(Excerpts from an interface dataset)
□ □ □ □

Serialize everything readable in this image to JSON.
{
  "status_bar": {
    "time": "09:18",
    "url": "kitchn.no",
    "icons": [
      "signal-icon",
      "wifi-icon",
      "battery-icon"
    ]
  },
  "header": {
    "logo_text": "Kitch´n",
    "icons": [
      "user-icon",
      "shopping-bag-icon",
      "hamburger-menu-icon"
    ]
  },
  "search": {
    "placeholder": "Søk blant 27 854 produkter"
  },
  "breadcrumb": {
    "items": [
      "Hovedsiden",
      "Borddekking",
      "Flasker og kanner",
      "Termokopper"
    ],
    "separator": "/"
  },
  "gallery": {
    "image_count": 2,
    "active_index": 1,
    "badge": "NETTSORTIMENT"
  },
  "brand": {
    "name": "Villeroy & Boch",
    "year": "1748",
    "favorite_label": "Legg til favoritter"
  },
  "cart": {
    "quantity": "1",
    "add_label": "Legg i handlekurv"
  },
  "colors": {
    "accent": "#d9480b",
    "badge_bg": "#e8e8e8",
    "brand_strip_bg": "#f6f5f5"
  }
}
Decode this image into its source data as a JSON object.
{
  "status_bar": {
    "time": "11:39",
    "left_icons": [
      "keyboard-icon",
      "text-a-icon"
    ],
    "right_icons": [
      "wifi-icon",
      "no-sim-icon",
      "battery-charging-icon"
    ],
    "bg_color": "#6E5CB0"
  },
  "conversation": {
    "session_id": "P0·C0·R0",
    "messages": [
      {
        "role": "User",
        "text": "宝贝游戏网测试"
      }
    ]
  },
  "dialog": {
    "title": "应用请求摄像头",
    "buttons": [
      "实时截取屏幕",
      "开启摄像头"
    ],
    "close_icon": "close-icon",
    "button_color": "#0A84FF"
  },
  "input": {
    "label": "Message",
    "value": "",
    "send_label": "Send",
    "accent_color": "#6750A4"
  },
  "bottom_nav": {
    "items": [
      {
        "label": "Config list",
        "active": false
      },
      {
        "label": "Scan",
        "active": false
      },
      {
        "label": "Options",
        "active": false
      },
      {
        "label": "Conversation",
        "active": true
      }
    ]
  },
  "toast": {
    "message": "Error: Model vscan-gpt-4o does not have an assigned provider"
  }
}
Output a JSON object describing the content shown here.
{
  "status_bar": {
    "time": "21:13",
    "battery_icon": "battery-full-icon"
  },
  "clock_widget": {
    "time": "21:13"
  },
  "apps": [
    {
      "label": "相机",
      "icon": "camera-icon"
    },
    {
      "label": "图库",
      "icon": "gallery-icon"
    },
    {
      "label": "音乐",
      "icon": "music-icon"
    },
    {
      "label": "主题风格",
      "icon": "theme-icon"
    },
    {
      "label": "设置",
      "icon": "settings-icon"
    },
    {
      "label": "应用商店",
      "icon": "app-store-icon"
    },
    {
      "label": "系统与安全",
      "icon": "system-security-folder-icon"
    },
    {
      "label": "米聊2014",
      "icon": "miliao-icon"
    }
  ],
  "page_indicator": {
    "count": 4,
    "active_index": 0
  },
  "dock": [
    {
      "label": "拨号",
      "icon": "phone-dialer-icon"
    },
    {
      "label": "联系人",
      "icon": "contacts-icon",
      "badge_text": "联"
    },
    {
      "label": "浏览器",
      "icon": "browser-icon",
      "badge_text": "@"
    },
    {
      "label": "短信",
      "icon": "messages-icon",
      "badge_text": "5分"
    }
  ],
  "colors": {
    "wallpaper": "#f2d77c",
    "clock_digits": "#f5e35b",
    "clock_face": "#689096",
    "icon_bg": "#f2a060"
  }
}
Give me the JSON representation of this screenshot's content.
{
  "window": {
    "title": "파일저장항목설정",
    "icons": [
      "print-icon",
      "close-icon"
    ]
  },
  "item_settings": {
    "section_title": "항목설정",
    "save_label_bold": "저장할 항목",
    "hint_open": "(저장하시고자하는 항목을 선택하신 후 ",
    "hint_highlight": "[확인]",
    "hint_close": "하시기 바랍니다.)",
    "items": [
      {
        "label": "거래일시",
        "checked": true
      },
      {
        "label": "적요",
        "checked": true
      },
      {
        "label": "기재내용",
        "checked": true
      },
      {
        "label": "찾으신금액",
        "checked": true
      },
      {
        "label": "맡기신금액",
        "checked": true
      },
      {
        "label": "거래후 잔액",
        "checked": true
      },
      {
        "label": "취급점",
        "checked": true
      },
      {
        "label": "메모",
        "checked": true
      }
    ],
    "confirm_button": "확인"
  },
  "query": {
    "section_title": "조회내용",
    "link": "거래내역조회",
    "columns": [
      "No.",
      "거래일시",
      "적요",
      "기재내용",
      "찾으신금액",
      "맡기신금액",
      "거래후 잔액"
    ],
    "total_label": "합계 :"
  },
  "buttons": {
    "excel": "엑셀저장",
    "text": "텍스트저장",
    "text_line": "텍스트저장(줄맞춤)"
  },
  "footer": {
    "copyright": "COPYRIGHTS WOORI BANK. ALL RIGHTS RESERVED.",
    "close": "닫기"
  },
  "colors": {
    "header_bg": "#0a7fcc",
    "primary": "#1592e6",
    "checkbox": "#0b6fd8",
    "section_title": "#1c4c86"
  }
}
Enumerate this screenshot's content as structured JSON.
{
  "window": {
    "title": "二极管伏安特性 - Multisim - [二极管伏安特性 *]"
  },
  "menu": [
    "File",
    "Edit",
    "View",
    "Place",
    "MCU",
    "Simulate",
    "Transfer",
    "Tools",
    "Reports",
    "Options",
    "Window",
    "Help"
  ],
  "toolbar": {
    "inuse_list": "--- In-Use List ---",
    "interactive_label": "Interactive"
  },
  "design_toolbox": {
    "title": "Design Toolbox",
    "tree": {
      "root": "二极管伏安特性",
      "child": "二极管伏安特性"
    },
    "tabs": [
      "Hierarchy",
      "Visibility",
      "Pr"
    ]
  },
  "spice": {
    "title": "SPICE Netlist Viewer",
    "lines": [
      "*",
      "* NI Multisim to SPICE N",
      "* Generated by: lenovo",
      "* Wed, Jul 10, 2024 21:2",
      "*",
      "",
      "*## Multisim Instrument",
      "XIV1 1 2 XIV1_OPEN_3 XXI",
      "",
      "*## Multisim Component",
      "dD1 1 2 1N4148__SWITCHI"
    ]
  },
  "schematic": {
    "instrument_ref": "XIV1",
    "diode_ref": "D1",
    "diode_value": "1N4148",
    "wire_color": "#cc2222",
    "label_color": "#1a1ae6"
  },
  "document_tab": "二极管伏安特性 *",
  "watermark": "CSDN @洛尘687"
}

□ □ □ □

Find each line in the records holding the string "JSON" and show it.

=== Solution below ===
Serialize everything readable in this image to JSON.
Decode this image into its source data as a JSON object.
Output a JSON object describing the content shown here.
Give me the JSON representation of this screenshot's content.
Enumerate this screenshot's content as structured JSON.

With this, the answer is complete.